Hydrogen: Clean Logistics retrofits diesel trucks and buses

Clean Logistics’ ambitions are aspirational – to operate a fleet without CO2 emissions: “We want to revolutionize the transport sector,” explains co-founder and CEO Dirk Graszt. The most important aspect in this is decarbonizing freight transport.

Clean Logistics’ ambitions are aspirational – to operate a fleet without CO2 emissions: “We want to revolutionize the transport sector,” explains co-founder and CEO Dirk Graszt. The most important aspect in this is decarbonizing freight transport.

Back in 2017, the 57-year-old began thinking about how he could make an emission-free fleet a reality in the wake of the diesel scandal. At that time, he was still CEO of the freight forwarder Harry AG, with around 500 trucks in its fleet. When he addressed his question about zero-emission trucks to various manufacturers, it fell on deaf ears. He decided to implement his approach himself. No sooner said, than done. He founded Clean Logistics with Dirk Lehmann, now Chairman of the Board of Directors of the company. Markus Körner joined the company later and is now responsible for Sales and Services. Meanwhile, the company is listed on the German stock exchange in the over-the-counter market, where its shares are also traded.

Clean Logistics has its vehicles converted by E-Cap-Mobility

The vehicles are actually converted in the town of Winsen, in Lower Saxony. This is where Dirk Lehmann’s Clean Logistics SE has its headquarters. It acts as a development and production partner. The production plant located in an industrial park currently has five retrofitting bays for trucks and buses. It is here that employees fit the modular design of drive system into the vehicles. To do so, they remove all combustion engine-related components and install a combination of a fuel cell, non-combustible batteries, hydrogen tanks, and an in-house developed and wear-free electric rear axle with wheel hub motor. The whole process takes about three months.

The first prototype of their Hydrogen Battery Truck, or Hybatt truck for short, has begun its tests in 2021. Four more prototypes are being built at the same time. These are 40-ton semi-trailer tractors built by DAF, Mercedes-Benz and MAN. The first Hybatt trucks are designed to have a range of 400 to 500 kilometers, based on their own hydrogen tanks with a total capacity of 45 kilograms per truck using H35 technology (H2 gas at 350 bar pressure). According to Graszt, the series production vehicles will later achieve a significantly higher range depending on the configuration, customer requirements, and the maturity of other technologies. Every Hybatt truck initially has a reserve in the form of a powerful battery system, which guarantees a range of more than 100 kilometers alone.
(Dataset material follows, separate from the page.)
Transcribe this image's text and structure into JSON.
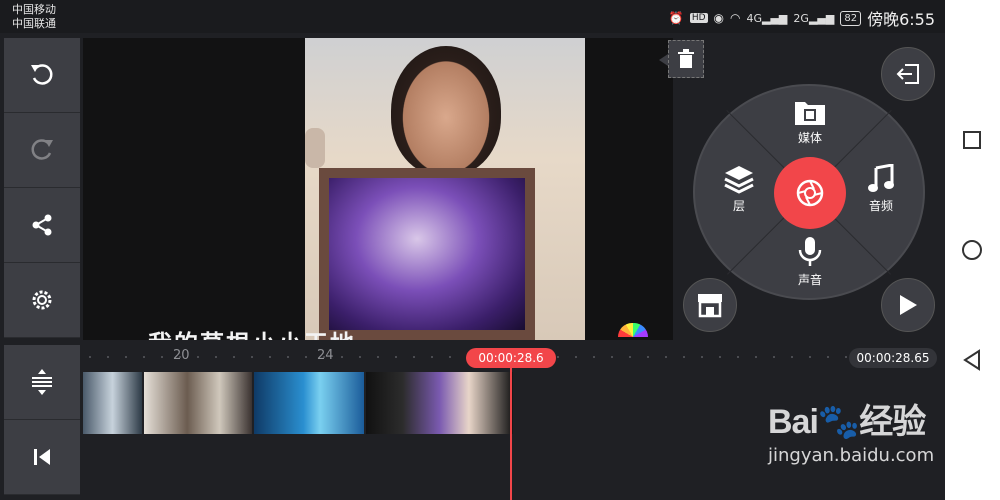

After the conversion, the tractor still has these components on board. Photo: Clean Logistics

Further conversion workshops are to follow

The first Hybatt trucks are set to be converted into customer orders by the end of the second quarter of 2022. This is also why the company is planning to expand its operations to eleven retrofitting workshops for the start of 2022. From 2023, there will be another production building on a 1.8-hectare site with a production capacity of about 300 vehicles per year very close to the current production site.

Clean Logistics hopes to gradually increase its capacities over the next few years by establishing a network of partners. “The demand is huge. All our retrofitting capacity is already booked up. We also have definite inquiries in the high three-digit range,” reports Graszt. That also explains why the company is constantly looking for new employees.

And what does the conversion cost? Graszt calculates as follows: “Depending on the mileage, the asset value of a three to four-year-old 40-ton diesel truck is around €50,000. The conversion of a diesel truck costs about €500,000. 80 percent of the additional expenditure of an H2 truck compared to a diesel truck is subsidized by the state. The freight carrier needs to make up the difference themselves.” But does it pay off when the margins in the industry are already so narrow? “An H2 truck lasts longer than a diesel truck, and maintenance costs are also significantly lower,” explains Graszt. “What is more, the toll exemption for H2 trucks, and then the constantly rising diesel price mean that the H2 truck pays for itself when you consider the freight carrier’s total cost of ownership.”

Buses can also be converted

Another cornerstone of Clean Logistics’ business is bus conversion. Back in July 29, 2021, the company delivered the first public transport bus that had been converted to run on hydrogen to the Uckermärkische Verkehrsgesellschaft (UVG) transport company in Schwedt. According to the company, the Hybatt bus is the first bus to have been converted for use with a fuel cell hydrogen drive to be used in public transport in Europe. The upgraded Mercedes-Benz Citaro vehicle has an emission-free energy system with a range of over 300 kilometers. The second Hybatt bus is due to be handed over to UVG in the fourth quarter of 2021.